Stored data:
::::::::::

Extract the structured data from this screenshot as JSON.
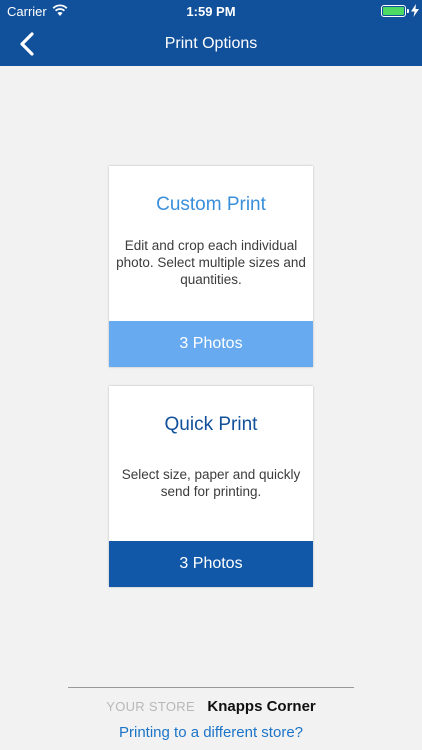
{
  "status_bar": {
    "carrier": "Carrier",
    "time": "1:59 PM"
  },
  "header": {
    "title": "Print Options"
  },
  "options": [
    {
      "title": "Custom Print",
      "description": "Edit and crop each individual photo. Select multiple sizes and quantities.",
      "button_label": "3 Photos"
    },
    {
      "title": "Quick Print",
      "description": "Select size, paper and quickly send for printing.",
      "button_label": "3 Photos"
    }
  ],
  "footer": {
    "store_label": "YOUR STORE",
    "store_name": "Knapps Corner",
    "change_store_link": "Printing to a different store?"
  },
  "colors": {
    "header_bg": "#11509a",
    "custom_title": "#3a8fdb",
    "custom_button": "#68aaf0",
    "quick_title": "#11509a",
    "quick_button": "#1159a8",
    "link": "#1c74c8"
  }
}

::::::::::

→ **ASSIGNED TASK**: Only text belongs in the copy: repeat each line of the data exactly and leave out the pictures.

→ **TASK RESPONSE**:
Extract the structured data from this screenshot as JSON.
{
  "status_bar": {
    "carrier": "Carrier",
    "time": "1:59 PM"
  },
  "header": {
    "title": "Print Options"
  },
  "options": [
    {
      "title": "Custom Print",
      "description": "Edit and crop each individual photo. Select multiple sizes and quantities.",
      "button_label": "3 Photos"
    },
    {
      "title": "Quick Print",
      "description": "Select size, paper and quickly send for printing.",
      "button_label": "3 Photos"
    }
  ],
  "footer": {
    "store_label": "YOUR STORE",
    "store_name": "Knapps Corner",
    "change_store_link": "Printing to a different store?"
  },
  "colors": {
    "header_bg": "#11509a",
    "custom_title": "#3a8fdb",
    "custom_button": "#68aaf0",
    "quick_title": "#11509a",
    "quick_button": "#1159a8",
    "link": "#1c74c8"
  }
}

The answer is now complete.